A new set of draft regulations from the regulator is explicit about the need for MSPs to collect user biometric data. The requirement is part of a larger set of changes to the country’s Numbering Plan Regulations from 2016. Most of these changes only really affect service providers like Vodacom or MTN. But the biometric requirement will directly impact the everyday person.
ICASA identity crisis?
The new amendment to the regulations — 6A, which governs activation, deactivation and recycling of numbers — calls for biometric data collection. Specifically, the “…licensee must ensure that it collects and link [sic] the biometric data of the subscriber to the number” upon application for a new phone number. Whoever sold you your phone contract must also make sure that up-to-date biometric data is kept on file.
This extends to SIM swaps, which seems to be the major reason for the requirement. “If a subscriber requests a SIM swap, the Licensee must ensure that the biometric data of the user requesting the SIM swap corresponds with the biometric data associated with the mobile number.”
If biometric information doesn’t match, the swap must be declined. MSPs are also only supposed to use their new collection of identifying information for user authentication. How this will be enforced is left a mystery.
Just what forms this biometric data must take is also left mysterious. The amendment defines it as the “…measurement and statistical analysis of people’s unique physical and behavioural characteristics”. Under this definition, a voice password, thumbprint, iris scan, or facial recognition could conceivably be used. Thumbprints would probably be the simplest to implement, and the easiest to spot. If someone rocks up to a SIM swap with a severed thumb, they should probably be arrested.

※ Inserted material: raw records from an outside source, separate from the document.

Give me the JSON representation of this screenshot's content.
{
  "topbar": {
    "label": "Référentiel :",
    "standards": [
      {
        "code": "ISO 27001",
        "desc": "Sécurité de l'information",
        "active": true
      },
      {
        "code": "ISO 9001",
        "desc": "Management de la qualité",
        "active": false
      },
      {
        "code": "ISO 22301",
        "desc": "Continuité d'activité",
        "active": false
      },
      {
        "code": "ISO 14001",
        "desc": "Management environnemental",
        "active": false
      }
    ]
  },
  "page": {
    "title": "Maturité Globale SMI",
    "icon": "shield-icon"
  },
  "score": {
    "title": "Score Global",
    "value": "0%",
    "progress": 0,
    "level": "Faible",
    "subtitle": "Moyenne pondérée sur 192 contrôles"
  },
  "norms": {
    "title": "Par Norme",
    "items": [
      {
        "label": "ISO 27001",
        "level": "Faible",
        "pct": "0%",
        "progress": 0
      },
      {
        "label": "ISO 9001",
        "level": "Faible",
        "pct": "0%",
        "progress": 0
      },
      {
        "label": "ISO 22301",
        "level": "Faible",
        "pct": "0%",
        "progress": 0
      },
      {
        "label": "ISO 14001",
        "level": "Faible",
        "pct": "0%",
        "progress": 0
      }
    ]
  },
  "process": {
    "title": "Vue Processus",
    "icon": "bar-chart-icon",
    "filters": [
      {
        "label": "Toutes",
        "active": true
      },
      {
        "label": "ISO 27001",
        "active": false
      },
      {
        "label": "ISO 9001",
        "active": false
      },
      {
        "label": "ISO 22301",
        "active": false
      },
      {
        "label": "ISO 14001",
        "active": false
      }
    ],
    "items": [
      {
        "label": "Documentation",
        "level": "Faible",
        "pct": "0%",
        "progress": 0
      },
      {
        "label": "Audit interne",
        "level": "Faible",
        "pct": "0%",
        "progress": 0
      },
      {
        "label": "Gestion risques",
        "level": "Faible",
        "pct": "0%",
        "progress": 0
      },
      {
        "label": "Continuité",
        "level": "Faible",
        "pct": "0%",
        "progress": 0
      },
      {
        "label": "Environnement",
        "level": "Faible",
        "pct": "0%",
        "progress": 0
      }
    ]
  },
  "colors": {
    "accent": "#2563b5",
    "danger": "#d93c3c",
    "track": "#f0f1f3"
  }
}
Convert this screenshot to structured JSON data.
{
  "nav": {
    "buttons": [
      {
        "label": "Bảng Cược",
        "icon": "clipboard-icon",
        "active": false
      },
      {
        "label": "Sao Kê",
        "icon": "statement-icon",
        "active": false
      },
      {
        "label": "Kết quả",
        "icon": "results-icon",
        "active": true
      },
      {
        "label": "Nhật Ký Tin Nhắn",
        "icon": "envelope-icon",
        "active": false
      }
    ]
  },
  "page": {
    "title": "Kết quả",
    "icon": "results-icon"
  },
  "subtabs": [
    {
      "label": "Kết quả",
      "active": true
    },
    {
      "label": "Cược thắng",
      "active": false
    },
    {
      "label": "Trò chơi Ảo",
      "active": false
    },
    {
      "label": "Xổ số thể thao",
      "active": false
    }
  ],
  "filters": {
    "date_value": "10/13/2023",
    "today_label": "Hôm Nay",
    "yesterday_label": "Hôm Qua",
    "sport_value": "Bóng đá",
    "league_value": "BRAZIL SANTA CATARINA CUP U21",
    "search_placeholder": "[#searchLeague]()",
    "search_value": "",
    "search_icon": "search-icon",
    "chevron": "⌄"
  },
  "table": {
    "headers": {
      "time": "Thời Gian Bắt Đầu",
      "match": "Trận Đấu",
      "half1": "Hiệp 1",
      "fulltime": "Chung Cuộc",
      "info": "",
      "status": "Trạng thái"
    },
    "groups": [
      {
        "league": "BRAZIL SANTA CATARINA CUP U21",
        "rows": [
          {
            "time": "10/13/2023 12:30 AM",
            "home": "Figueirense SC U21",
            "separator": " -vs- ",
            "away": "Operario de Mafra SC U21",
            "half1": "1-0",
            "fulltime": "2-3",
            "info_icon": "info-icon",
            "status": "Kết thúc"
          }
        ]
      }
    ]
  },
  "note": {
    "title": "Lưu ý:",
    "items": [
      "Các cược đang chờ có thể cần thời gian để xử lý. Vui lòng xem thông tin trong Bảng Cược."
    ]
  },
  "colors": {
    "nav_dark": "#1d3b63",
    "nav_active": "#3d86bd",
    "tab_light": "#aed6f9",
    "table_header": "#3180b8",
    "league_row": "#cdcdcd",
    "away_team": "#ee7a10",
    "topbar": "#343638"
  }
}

ICASA’s changes to the Numbering Plan Regulations are open to public comment until 11 May 2022. If you forget to have your say right away, Dear South Africa will probably email you a reminder soon.